A strong argument (by 3M and HBR) against bullet points:
In every company we know, planning follows the standard format of the bullet outline. It fits the way we’re used to writing and presenting information. It’s economical. It reduces complex business situations to a few, apparently clean points. It allows for conversation around the issues and gives presenters the freedom to move, modify, clarify, and revise on the fly. In a sense, the bullet list may be an artifact of the way business takes place in the course of strategic planning: it mirrors the character of meetings and the highpressure pace of the manager or planner who must reduce the complex to the short and clear.
So what’s the problem?
If the language we use in writing strategic planning reports were only a matter of presentation, of the way we package ideas and offer them to others, it would not matter much how we wrote them. But writing is thinking. Bullets allow us to skip the thinking step, genially tricking ourselves into supposing that we have planned when, in fact, we’ve only listed some good things to do.

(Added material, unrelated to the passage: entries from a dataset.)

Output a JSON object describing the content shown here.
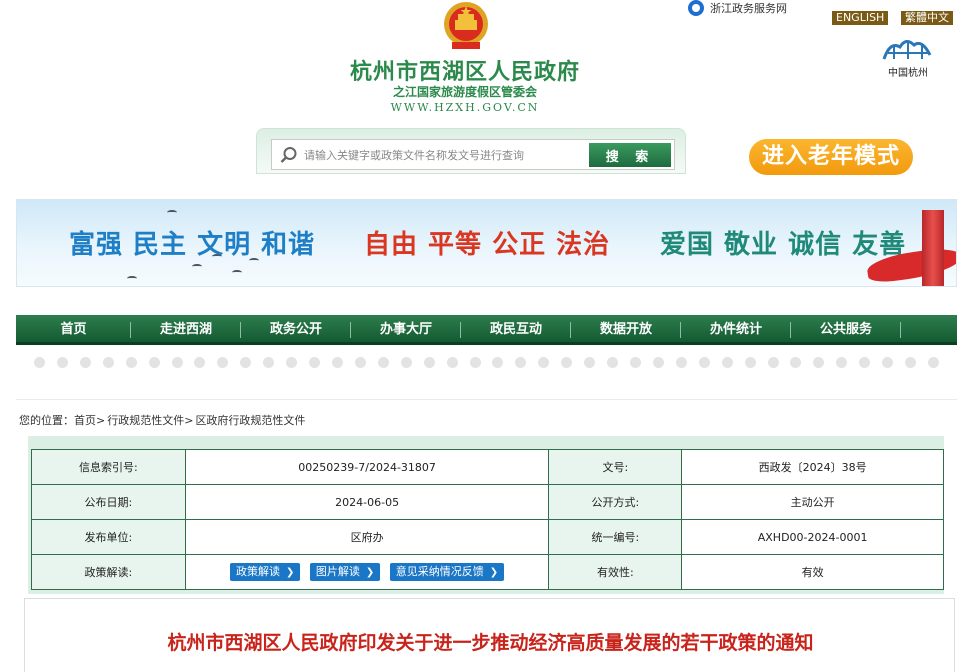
{
  "top": {
    "zj_link": "浙江政务服务网",
    "english": "ENGLISH",
    "traditional": "繁體中文",
    "hz_logo_text": "中国杭州"
  },
  "header": {
    "title": "杭州市西湖区人民政府",
    "subtitle": "之江国家旅游度假区管委会",
    "url": "WWW.HZXH.GOV.CN"
  },
  "search": {
    "placeholder": "请输入关键字或政策文件名称发文号进行查询",
    "button": "搜 索"
  },
  "elder_mode": "进入老年模式",
  "banner": {
    "group1": "富强 民主 文明 和谐",
    "group2": "自由 平等 公正 法治",
    "group3": "爱国 敬业 诚信 友善"
  },
  "nav": [
    "首页",
    "走进西湖",
    "政务公开",
    "办事大厅",
    "政民互动",
    "数据开放",
    "办件统计",
    "公共服务"
  ],
  "breadcrumb": [
    "您的位置：",
    "首页>",
    "行政规范性文件>",
    "区政府行政规范性文件"
  ],
  "info": {
    "index_label": "信息索引号:",
    "index_value": "00250239-7/2024-31807",
    "doc_no_label": "文号:",
    "doc_no_value": "西政发〔2024〕38号",
    "date_label": "公布日期:",
    "date_value": "2024-06-05",
    "open_mode_label": "公开方式:",
    "open_mode_value": "主动公开",
    "unit_label": "发布单位:",
    "unit_value": "区府办",
    "serial_label": "统一编号:",
    "serial_value": "AXHD00-2024-0001",
    "interp_label": "政策解读:",
    "interp_buttons": [
      "政策解读",
      "图片解读",
      "意见采纳情况反馈"
    ],
    "validity_label": "有效性:",
    "validity_value": "有效"
  },
  "article_title": "杭州市西湖区人民政府印发关于进一步推动经济高质量发展的若干政策的通知"
}
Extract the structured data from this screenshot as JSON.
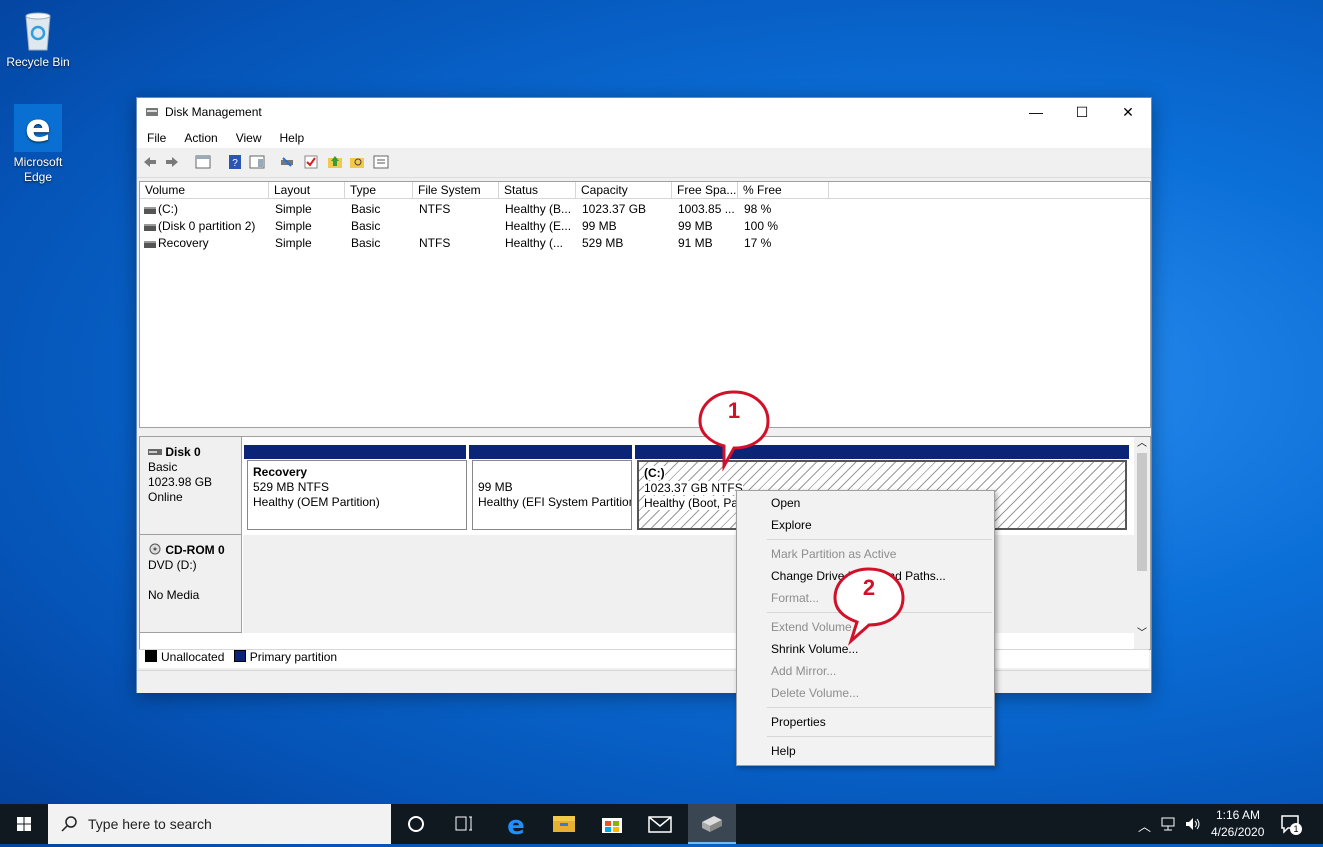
{
  "desktop": {
    "icons": [
      {
        "label": "Recycle Bin",
        "icon": "recycle-bin-icon"
      },
      {
        "label": "Microsoft Edge",
        "icon": "edge-icon"
      }
    ]
  },
  "window": {
    "title": "Disk Management",
    "controls": {
      "minimize": "—",
      "maximize": "☐",
      "close": "✕"
    },
    "menu": [
      "File",
      "Action",
      "View",
      "Help"
    ],
    "columns": [
      "Volume",
      "Layout",
      "Type",
      "File System",
      "Status",
      "Capacity",
      "Free Spa...",
      "% Free"
    ],
    "rows": [
      [
        "(C:)",
        "Simple",
        "Basic",
        "NTFS",
        "Healthy (B...",
        "1023.37 GB",
        "1003.85 ...",
        "98 %"
      ],
      [
        "(Disk 0 partition 2)",
        "Simple",
        "Basic",
        "",
        "Healthy (E...",
        "99 MB",
        "99 MB",
        "100 %"
      ],
      [
        "Recovery",
        "Simple",
        "Basic",
        "NTFS",
        "Healthy (...",
        "529 MB",
        "91 MB",
        "17 %"
      ]
    ],
    "disks": [
      {
        "name": "Disk 0",
        "line1": "Basic",
        "line2": "1023.98 GB",
        "line3": "Online"
      },
      {
        "name": "CD-ROM 0",
        "line1": "DVD (D:)",
        "line2": "",
        "line3": "No Media"
      }
    ],
    "partitions": [
      {
        "name": "Recovery",
        "size": "529 MB NTFS",
        "status": "Healthy (OEM Partition)"
      },
      {
        "name": "",
        "size": "99 MB",
        "status": "Healthy (EFI System Partition)"
      },
      {
        "name": "(C:)",
        "size": "1023.37 GB NTFS",
        "status": "Healthy (Boot, Page File, Crash Dump, Primary Partition)"
      }
    ],
    "legend": [
      {
        "label": "Unallocated",
        "color": "#000000"
      },
      {
        "label": "Primary partition",
        "color": "#0c2478"
      }
    ]
  },
  "context_menu": {
    "items": [
      {
        "label": "Open",
        "enabled": true
      },
      {
        "label": "Explore",
        "enabled": true
      },
      {
        "label": "Mark Partition as Active",
        "enabled": false
      },
      {
        "label": "Change Drive Letter and Paths...",
        "enabled": true
      },
      {
        "label": "Format...",
        "enabled": false
      },
      {
        "label": "Extend Volume...",
        "enabled": false
      },
      {
        "label": "Shrink Volume...",
        "enabled": true
      },
      {
        "label": "Add Mirror...",
        "enabled": false
      },
      {
        "label": "Delete Volume...",
        "enabled": false
      },
      {
        "label": "Properties",
        "enabled": true
      },
      {
        "label": "Help",
        "enabled": true
      }
    ]
  },
  "callouts": [
    "1",
    "2"
  ],
  "taskbar": {
    "search_placeholder": "Type here to search",
    "time": "1:16 AM",
    "date": "4/26/2020",
    "notification_count": "1"
  },
  "colors": {
    "primary_partition": "#0c2478",
    "callout": "#d1102a",
    "desktop": "#0b6fd8"
  }
}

Requiring that a plan have a narrative logic forces to the surface the writer’s buried assumptions about cause and effect. The act of writing a full, logical statement encourages clear thinking and brings out the subtlety and complexity of ideas. Indeed, sometimes we sit down to write believing we have a clear idea, but our difficulty in getting it down on paper exposes the flaws in our thinking.